The BBC writes, “Heavy snowfall has left roads closed, and public transport running a skeletal service or nothing at all.”

Image from BBC London

This means not many options to travel around. Probably a lot of people cannot even get to work if they tried and Schools are closed all day.
London has seen the heaviest snowfall in 18 years, weather experts said, according to BBC. It is around 10 cm of snow until now, but could be more towards the evening. Last time, something like this happened, in January 2003, there was what was called the heaviest snowfall in 10 years with about one inch (2cm) of snow.

Image by urbanTick - a lot of snow in London!

The normal everyday rhythm has been completely changed by the weather. There is no 09h-00 to 17h00 working hours today, no scheduled transport, even the airports have closed their busy runways. The city beats differently under the snow.

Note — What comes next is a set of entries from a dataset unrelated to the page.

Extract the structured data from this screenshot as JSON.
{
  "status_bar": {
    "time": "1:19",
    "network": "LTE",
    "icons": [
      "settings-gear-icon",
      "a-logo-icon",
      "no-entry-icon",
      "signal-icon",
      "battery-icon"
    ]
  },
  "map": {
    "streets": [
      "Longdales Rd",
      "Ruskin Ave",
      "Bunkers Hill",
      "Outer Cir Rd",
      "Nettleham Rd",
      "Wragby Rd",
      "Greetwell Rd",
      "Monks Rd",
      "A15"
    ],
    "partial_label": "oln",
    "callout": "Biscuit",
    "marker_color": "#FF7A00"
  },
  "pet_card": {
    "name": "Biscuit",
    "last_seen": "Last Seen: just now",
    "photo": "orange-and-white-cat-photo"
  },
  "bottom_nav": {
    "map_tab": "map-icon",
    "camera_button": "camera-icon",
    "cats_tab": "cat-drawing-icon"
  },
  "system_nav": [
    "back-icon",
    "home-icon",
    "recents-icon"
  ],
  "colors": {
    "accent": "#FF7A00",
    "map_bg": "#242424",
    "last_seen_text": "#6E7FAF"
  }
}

Businesses have already calculated loss of £1bn because of the disrupted routines. The market reacts quickly to changing conditions. According to BBC Shares in British Airways, which has cancelled all flights from Heathrow, were down 4.25% at 115 pence, while Go-Ahead, which runs Southeastern rail services, was down 2% at 963.5p. These only because it is a day not going according to plan, but when does it go according to plan?

Finally, at around 15h00 UCL has decided to send out an email to all staff and student with instructions on how to deal with these exceptional circumstances. Trying to introduce some sort of rhythm they wrote the following line “All attempts are being made to keep UCL running but it is necessary for reasons of safety and security and on account of unavoidable short staffing to switch to the Friday shut-down routine for all buildings. Procedures in place for week-end working therefore apply...”
If it is not the Monday rhythm there will be an other one to apply.
A not quite accurate but idealistic impression of today in London

tlSnowStreet from urbanTick on Vimeo.